Leaping of a few centuries to the time of the Renaissance period, the foundations of modern translation were born. The most important pioneer was Martin Luther, the great name of the Protestant Reformation. Although he only dedicated himself to translating sacred texts, Martin Luther brought attention to translation as a rhetorical process and not merely aesthetic; that is, more than guaranteeing the beauty of the translated text, the essential part was to ensure the understanding of the idea transmitted to the receiver.
Luther was the author of the Protestant Reformation and responsible for important innovations in the process of Translation.
Translation and Heads of State: The Importance in Brazilian Politics
Regarding Brazil´s history, translation has been important since the arrival of the Portuguese. It was through translators, that the Europeans performed exchanges with the natives and were able to catechize Indians. It was also used during the Empire and, subsequently, the Republic, but it developed in the post-World War II context (1945), with the creation of the United Nations and the increase of diplomatic relations between the countries.
Since then, translations have proved to be essential in the political context. According to Nexo Jornal, data from the Presidency of the Republic itself, inform that Lula, for example, spent 16% of his term abroad and counted on translators and interpreters. The most well-known of these is Sergio Ferreira, who provided translation services to the former President since 1992. His work has not always been easy: in many moments, Ferreira polished Lula’s comments and made them more context-specific.
Once he had to seek the most adequate translation possible for the President’s referral to communities of women that break babassu coconut: “Coconut cracking women”.
During a trip to Africa in 2003, Lula was surprised to arrive in Namibia and said: “anyone who arrives in Windhoek does not seem to be in an African country. Few cities in the world are clean and beautiful (like this) “. Ferreira, in order to avoid any conflict, interrupted the president’s reasoning, giving him the cue to remake his speech. He said he was not understanding him. Lula then softened saying, “The view we have of Africa is that it’s all poverty. ” Like this one, several slips of the president were softened by the interpreter. How important is a professional translator for a country to maintain healthy international relations!

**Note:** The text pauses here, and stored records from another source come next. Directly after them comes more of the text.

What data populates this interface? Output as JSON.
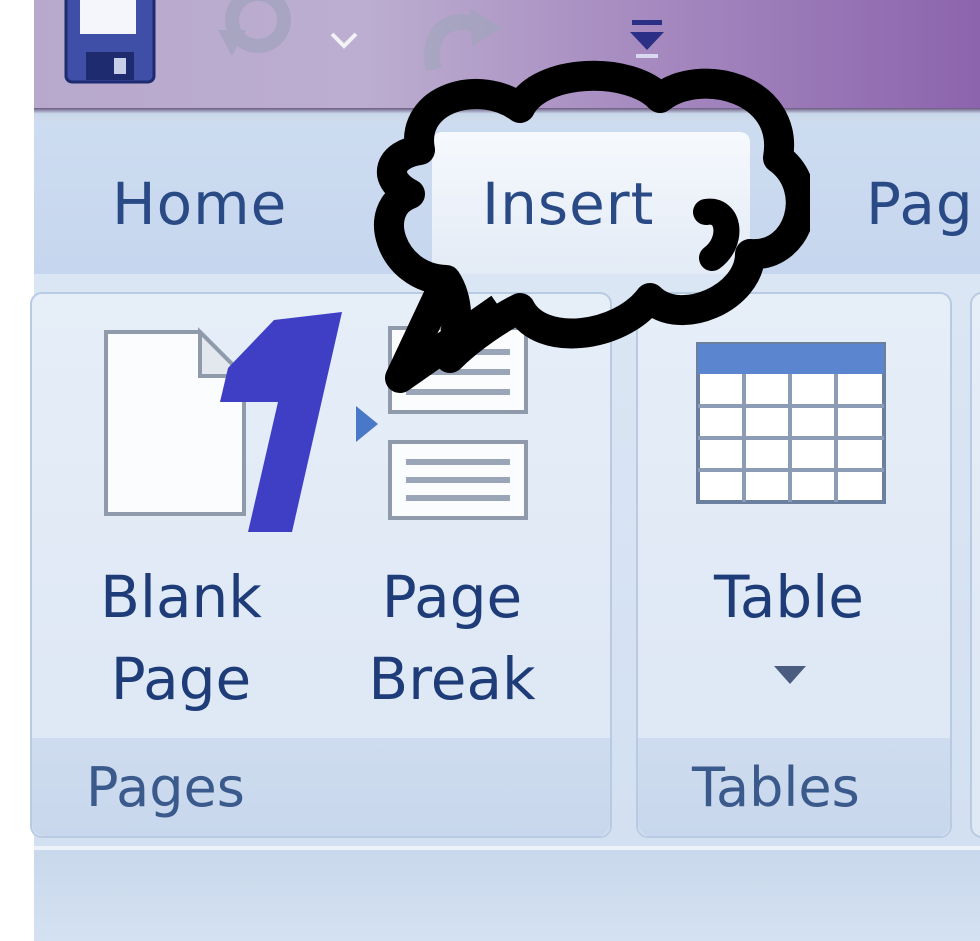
{
  "tabs": {
    "home": "Home",
    "insert": "Insert",
    "page_layout": "Pag"
  },
  "groups": {
    "pages": {
      "label": "Pages",
      "blank_page": {
        "line1": "Blank",
        "line2": "Page"
      },
      "page_break": {
        "line1": "Page",
        "line2": "Break"
      }
    },
    "tables": {
      "label": "Tables",
      "table": {
        "label": "Table"
      }
    }
  },
  "annotation": {
    "step_number": "1"
  },
  "colors": {
    "tab_text": "#2a4a86",
    "label_text": "#1e3c78",
    "group_label": "#3b5a8c",
    "step_number": "#3f3fc6",
    "annotation_stroke": "#000000",
    "title_bar": "#8c64ad"
  },
  "icons": {
    "save": "save-icon",
    "undo": "undo-icon",
    "redo": "redo-icon",
    "customize": "customize-toolbar-icon",
    "blank_page": "blank-page-icon",
    "page_break": "page-break-icon",
    "table": "table-icon",
    "dropdown": "chevron-down-icon"
  }
}
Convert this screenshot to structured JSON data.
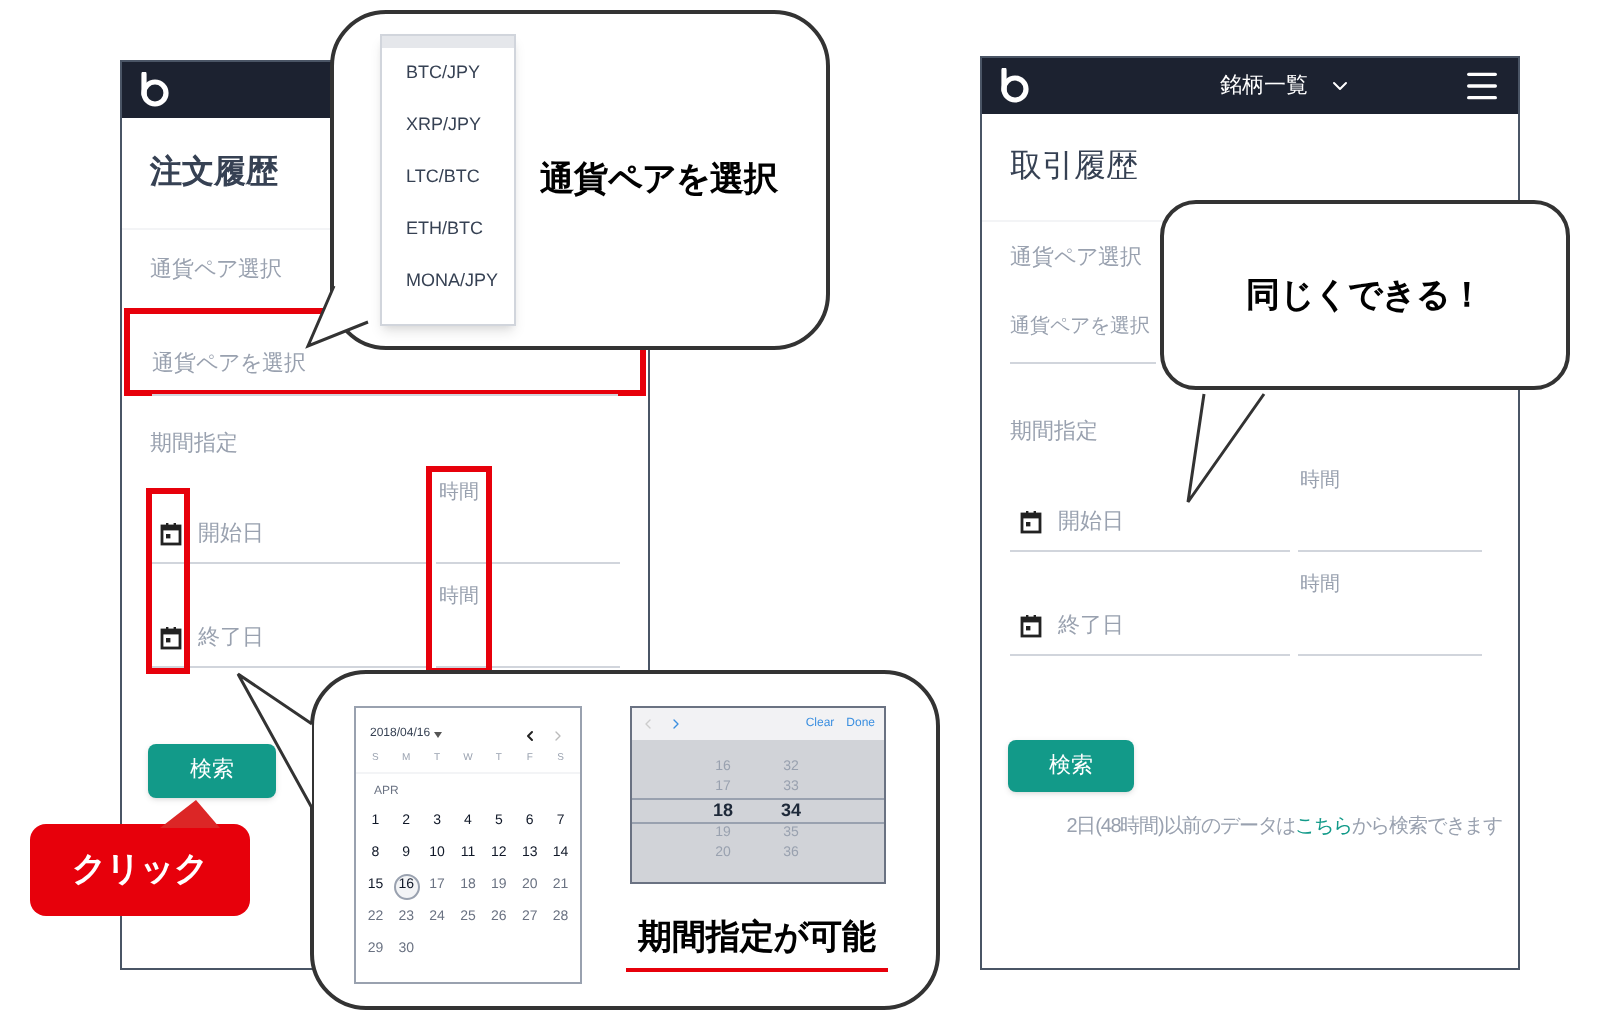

Sérgio Ferreira appears in many official international meetings of former president Lula. Source: Água Potável.
History, therefore, illustrates the essential role played by translators in many important moments. Translation as we know it today, with all the worries about the faithfulness of the past message, is the fruit of a long process of improvement, which began more than 2,000 years ago, and continues to be reinvented daily.